WHAT YOU NEED TO DO: Across these entries, work out how many lines carry the string "order", and give only that number.

DATASET EXCERPTS:
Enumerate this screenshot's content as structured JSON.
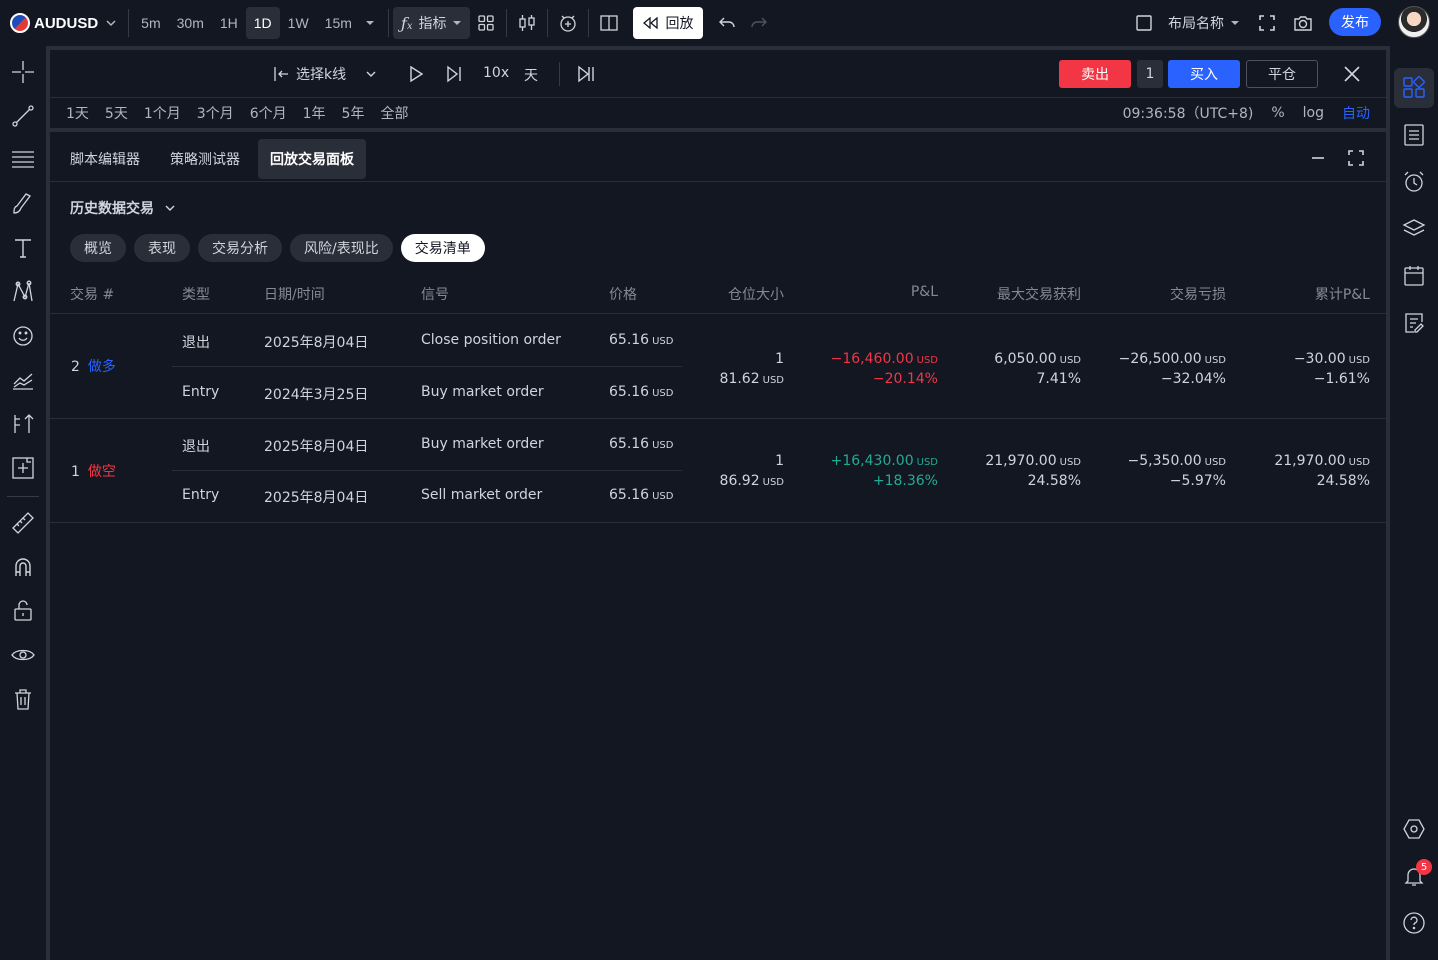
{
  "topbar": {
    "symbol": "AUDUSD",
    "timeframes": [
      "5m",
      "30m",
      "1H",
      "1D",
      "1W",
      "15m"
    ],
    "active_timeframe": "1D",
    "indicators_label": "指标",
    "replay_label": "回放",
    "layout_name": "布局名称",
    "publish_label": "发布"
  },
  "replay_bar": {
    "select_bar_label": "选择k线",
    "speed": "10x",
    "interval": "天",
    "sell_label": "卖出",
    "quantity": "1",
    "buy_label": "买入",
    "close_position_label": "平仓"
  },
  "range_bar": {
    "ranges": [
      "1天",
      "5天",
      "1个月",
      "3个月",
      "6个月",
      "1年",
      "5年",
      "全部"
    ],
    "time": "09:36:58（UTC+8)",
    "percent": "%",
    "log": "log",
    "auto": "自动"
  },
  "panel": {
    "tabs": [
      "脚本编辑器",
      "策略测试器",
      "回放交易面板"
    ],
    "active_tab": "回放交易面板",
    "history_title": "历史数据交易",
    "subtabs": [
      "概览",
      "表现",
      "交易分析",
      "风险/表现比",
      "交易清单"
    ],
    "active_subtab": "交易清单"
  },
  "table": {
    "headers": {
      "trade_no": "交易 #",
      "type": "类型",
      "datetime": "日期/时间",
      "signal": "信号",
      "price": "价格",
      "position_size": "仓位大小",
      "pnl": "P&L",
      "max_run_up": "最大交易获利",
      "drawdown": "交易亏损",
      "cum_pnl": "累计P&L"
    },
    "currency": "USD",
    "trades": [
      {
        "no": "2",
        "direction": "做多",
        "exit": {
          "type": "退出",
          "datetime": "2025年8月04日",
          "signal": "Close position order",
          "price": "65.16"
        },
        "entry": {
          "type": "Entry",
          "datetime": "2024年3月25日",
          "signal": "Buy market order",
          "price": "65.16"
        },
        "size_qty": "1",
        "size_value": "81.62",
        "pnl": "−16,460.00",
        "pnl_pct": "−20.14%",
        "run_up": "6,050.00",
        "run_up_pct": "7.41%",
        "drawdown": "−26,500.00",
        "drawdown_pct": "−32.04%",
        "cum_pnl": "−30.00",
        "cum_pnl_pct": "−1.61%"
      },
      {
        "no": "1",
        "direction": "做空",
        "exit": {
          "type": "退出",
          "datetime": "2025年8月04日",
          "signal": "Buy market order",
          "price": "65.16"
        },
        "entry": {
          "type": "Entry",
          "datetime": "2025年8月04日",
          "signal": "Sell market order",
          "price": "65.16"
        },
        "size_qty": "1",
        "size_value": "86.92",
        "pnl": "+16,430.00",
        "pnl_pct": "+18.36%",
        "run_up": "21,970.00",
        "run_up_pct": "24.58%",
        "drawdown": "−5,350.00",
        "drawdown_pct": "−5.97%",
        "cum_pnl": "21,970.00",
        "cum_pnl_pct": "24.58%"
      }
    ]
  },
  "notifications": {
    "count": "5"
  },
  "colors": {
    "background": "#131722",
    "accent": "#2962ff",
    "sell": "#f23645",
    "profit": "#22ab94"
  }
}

RESPONSE BELOW: 4